• **REQUIRED WORK**:
Here are some records; return them all exactly.

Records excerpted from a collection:
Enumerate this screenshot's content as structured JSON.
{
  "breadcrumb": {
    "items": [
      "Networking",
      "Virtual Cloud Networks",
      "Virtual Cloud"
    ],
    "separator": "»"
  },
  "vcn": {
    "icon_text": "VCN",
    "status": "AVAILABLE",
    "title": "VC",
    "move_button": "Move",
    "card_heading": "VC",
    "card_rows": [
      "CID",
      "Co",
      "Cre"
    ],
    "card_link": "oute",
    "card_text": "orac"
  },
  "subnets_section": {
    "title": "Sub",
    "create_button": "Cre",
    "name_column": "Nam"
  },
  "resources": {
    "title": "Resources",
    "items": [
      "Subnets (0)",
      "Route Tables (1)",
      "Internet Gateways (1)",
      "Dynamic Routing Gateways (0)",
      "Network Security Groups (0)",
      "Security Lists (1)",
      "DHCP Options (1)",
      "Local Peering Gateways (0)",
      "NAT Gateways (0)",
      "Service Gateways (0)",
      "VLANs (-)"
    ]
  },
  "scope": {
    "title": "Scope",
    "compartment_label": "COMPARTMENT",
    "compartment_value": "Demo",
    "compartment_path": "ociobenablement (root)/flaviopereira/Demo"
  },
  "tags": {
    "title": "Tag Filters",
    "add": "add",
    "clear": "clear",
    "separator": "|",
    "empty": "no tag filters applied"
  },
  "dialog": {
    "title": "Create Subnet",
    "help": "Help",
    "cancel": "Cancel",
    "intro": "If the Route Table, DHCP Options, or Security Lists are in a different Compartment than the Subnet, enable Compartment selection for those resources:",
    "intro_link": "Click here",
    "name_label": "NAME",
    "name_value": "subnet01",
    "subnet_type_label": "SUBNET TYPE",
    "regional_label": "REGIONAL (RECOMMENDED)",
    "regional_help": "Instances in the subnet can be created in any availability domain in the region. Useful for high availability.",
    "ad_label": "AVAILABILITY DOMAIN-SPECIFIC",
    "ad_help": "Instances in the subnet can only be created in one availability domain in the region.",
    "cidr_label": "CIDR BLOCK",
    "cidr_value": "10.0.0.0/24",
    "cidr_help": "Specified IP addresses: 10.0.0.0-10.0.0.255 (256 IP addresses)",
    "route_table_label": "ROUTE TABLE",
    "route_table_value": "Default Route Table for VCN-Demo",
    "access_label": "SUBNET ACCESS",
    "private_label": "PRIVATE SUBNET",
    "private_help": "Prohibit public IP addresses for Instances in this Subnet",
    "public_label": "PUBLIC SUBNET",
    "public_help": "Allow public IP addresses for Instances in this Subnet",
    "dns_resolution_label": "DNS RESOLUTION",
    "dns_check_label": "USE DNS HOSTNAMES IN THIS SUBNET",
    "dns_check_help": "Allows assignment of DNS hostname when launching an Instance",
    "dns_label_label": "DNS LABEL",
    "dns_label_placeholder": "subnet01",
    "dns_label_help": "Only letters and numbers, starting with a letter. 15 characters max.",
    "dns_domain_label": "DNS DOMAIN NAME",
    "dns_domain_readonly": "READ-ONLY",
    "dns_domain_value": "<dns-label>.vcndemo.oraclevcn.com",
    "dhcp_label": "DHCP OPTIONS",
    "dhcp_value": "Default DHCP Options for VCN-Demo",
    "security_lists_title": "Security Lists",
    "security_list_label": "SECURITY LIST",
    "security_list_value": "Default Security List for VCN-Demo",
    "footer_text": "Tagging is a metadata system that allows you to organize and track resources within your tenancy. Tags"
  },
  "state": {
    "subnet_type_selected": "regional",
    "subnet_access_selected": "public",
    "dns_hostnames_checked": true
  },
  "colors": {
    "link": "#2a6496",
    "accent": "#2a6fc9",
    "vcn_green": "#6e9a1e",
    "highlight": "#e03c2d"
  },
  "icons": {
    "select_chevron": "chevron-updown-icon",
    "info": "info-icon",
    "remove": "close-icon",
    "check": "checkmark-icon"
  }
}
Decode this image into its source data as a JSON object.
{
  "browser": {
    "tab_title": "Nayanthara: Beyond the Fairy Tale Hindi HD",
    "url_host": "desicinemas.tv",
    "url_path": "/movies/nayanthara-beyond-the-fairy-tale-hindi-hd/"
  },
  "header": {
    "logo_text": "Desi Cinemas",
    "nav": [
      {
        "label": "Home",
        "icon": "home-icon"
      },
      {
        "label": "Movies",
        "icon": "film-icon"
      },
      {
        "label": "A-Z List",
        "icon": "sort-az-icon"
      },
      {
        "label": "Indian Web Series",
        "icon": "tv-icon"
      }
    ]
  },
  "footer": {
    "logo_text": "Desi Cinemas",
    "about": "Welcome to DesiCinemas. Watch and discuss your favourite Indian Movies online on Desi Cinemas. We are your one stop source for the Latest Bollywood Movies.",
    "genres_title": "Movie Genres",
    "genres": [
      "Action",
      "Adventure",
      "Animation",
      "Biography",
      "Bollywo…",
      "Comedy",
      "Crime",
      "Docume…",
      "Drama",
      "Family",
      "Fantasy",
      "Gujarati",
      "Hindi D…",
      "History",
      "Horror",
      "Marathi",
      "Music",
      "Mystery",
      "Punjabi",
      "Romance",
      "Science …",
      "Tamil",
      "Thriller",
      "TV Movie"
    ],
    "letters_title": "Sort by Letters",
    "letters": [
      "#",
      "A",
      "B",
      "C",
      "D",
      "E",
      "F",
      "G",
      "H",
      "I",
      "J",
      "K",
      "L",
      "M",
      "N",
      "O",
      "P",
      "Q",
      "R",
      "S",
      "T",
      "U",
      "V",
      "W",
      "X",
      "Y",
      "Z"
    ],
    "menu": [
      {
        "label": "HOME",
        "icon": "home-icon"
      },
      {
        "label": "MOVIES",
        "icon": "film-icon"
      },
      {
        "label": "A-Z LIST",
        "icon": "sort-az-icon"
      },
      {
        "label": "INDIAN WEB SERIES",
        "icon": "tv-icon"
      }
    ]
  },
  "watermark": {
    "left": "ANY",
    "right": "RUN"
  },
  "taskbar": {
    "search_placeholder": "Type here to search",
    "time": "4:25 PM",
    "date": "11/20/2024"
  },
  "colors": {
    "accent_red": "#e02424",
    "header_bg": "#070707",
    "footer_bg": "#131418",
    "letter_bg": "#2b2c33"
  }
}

• **EXPECTED ANSWER**:
Enumerate this screenshot's content as structured JSON.
{
  "breadcrumb": {
    "items": [
      "Networking",
      "Virtual Cloud Networks",
      "Virtual Cloud"
    ],
    "separator": "»"
  },
  "vcn": {
    "icon_text": "VCN",
    "status": "AVAILABLE",
    "title": "VC",
    "move_button": "Move",
    "card_heading": "VC",
    "card_rows": [
      "CID",
      "Co",
      "Cre"
    ],
    "card_link": "oute",
    "card_text": "orac"
  },
  "subnets_section": {
    "title": "Sub",
    "create_button": "Cre",
    "name_column": "Nam"
  },
  "resources": {
    "title": "Resources",
    "items": [
      "Subnets (0)",
      "Route Tables (1)",
      "Internet Gateways (1)",
      "Dynamic Routing Gateways (0)",
      "Network Security Groups (0)",
      "Security Lists (1)",
      "DHCP Options (1)",
      "Local Peering Gateways (0)",
      "NAT Gateways (0)",
      "Service Gateways (0)",
      "VLANs (-)"
    ]
  },
  "scope": {
    "title": "Scope",
    "compartment_label": "COMPARTMENT",
    "compartment_value": "Demo",
    "compartment_path": "ociobenablement (root)/flaviopereira/Demo"
  },
  "tags": {
    "title": "Tag Filters",
    "add": "add",
    "clear": "clear",
    "separator": "|",
    "empty": "no tag filters applied"
  },
  "dialog": {
    "title": "Create Subnet",
    "help": "Help",
    "cancel": "Cancel",
    "intro": "If the Route Table, DHCP Options, or Security Lists are in a different Compartment than the Subnet, enable Compartment selection for those resources:",
    "intro_link": "Click here",
    "name_label": "NAME",
    "name_value": "subnet01",
    "subnet_type_label": "SUBNET TYPE",
    "regional_label": "REGIONAL (RECOMMENDED)",
    "regional_help": "Instances in the subnet can be created in any availability domain in the region. Useful for high availability.",
    "ad_label": "AVAILABILITY DOMAIN-SPECIFIC",
    "ad_help": "Instances in the subnet can only be created in one availability domain in the region.",
    "cidr_label": "CIDR BLOCK",
    "cidr_value": "10.0.0.0/24",
    "cidr_help": "Specified IP addresses: 10.0.0.0-10.0.0.255 (256 IP addresses)",
    "route_table_label": "ROUTE TABLE",
    "route_table_value": "Default Route Table for VCN-Demo",
    "access_label": "SUBNET ACCESS",
    "private_label": "PRIVATE SUBNET",
    "private_help": "Prohibit public IP addresses for Instances in this Subnet",
    "public_label": "PUBLIC SUBNET",
    "public_help": "Allow public IP addresses for Instances in this Subnet",
    "dns_resolution_label": "DNS RESOLUTION",
    "dns_check_label": "USE DNS HOSTNAMES IN THIS SUBNET",
    "dns_check_help": "Allows assignment of DNS hostname when launching an Instance",
    "dns_label_label": "DNS LABEL",
    "dns_label_placeholder": "subnet01",
    "dns_label_help": "Only letters and numbers, starting with a letter. 15 characters max.",
    "dns_domain_label": "DNS DOMAIN NAME",
    "dns_domain_readonly": "READ-ONLY",
    "dns_domain_value": "<dns-label>.vcndemo.oraclevcn.com",
    "dhcp_label": "DHCP OPTIONS",
    "dhcp_value": "Default DHCP Options for VCN-Demo",
    "security_lists_title": "Security Lists",
    "security_list_label": "SECURITY LIST",
    "security_list_value": "Default Security List for VCN-Demo",
    "footer_text": "Tagging is a metadata system that allows you to organize and track resources within your tenancy. Tags"
  },
  "state": {
    "subnet_type_selected": "regional",
    "subnet_access_selected": "public",
    "dns_hostnames_checked": true
  },
  "colors": {
    "link": "#2a6496",
    "accent": "#2a6fc9",
    "vcn_green": "#6e9a1e",
    "highlight": "#e03c2d"
  },
  "icons": {
    "select_chevron": "chevron-updown-icon",
    "info": "info-icon",
    "remove": "close-icon",
    "check": "checkmark-icon"
  }
}
Decode this image into its source data as a JSON object.
{
  "browser": {
    "tab_title": "Nayanthara: Beyond the Fairy Tale Hindi HD",
    "url_host": "desicinemas.tv",
    "url_path": "/movies/nayanthara-beyond-the-fairy-tale-hindi-hd/"
  },
  "header": {
    "logo_text": "Desi Cinemas",
    "nav": [
      {
        "label": "Home",
        "icon": "home-icon"
      },
      {
        "label": "Movies",
        "icon": "film-icon"
      },
      {
        "label": "A-Z List",
        "icon": "sort-az-icon"
      },
      {
        "label": "Indian Web Series",
        "icon": "tv-icon"
      }
    ]
  },
  "footer": {
    "logo_text": "Desi Cinemas",
    "about": "Welcome to DesiCinemas. Watch and discuss your favourite Indian Movies online on Desi Cinemas. We are your one stop source for the Latest Bollywood Movies.",
    "genres_title": "Movie Genres",
    "genres": [
      "Action",
      "Adventure",
      "Animation",
      "Biography",
      "Bollywo…",
      "Comedy",
      "Crime",
      "Docume…",
      "Drama",
      "Family",
      "Fantasy",
      "Gujarati",
      "Hindi D…",
      "History",
      "Horror",
      "Marathi",
      "Music",
      "Mystery",
      "Punjabi",
      "Romance",
      "Science …",
      "Tamil",
      "Thriller",
      "TV Movie"
    ],
    "letters_title": "Sort by Letters",
    "letters": [
      "#",
      "A",
      "B",
      "C",
      "D",
      "E",
      "F",
      "G",
      "H",
      "I",
      "J",
      "K",
      "L",
      "M",
      "N",
      "O",
      "P",
      "Q",
      "R",
      "S",
      "T",
      "U",
      "V",
      "W",
      "X",
      "Y",
      "Z"
    ],
    "menu": [
      {
        "label": "HOME",
        "icon": "home-icon"
      },
      {
        "label": "MOVIES",
        "icon": "film-icon"
      },
      {
        "label": "A-Z LIST",
        "icon": "sort-az-icon"
      },
      {
        "label": "INDIAN WEB SERIES",
        "icon": "tv-icon"
      }
    ]
  },
  "watermark": {
    "left": "ANY",
    "right": "RUN"
  },
  "taskbar": {
    "search_placeholder": "Type here to search",
    "time": "4:25 PM",
    "date": "11/20/2024"
  },
  "colors": {
    "accent_red": "#e02424",
    "header_bg": "#070707",
    "footer_bg": "#131418",
    "letter_bg": "#2b2c33"
  }
}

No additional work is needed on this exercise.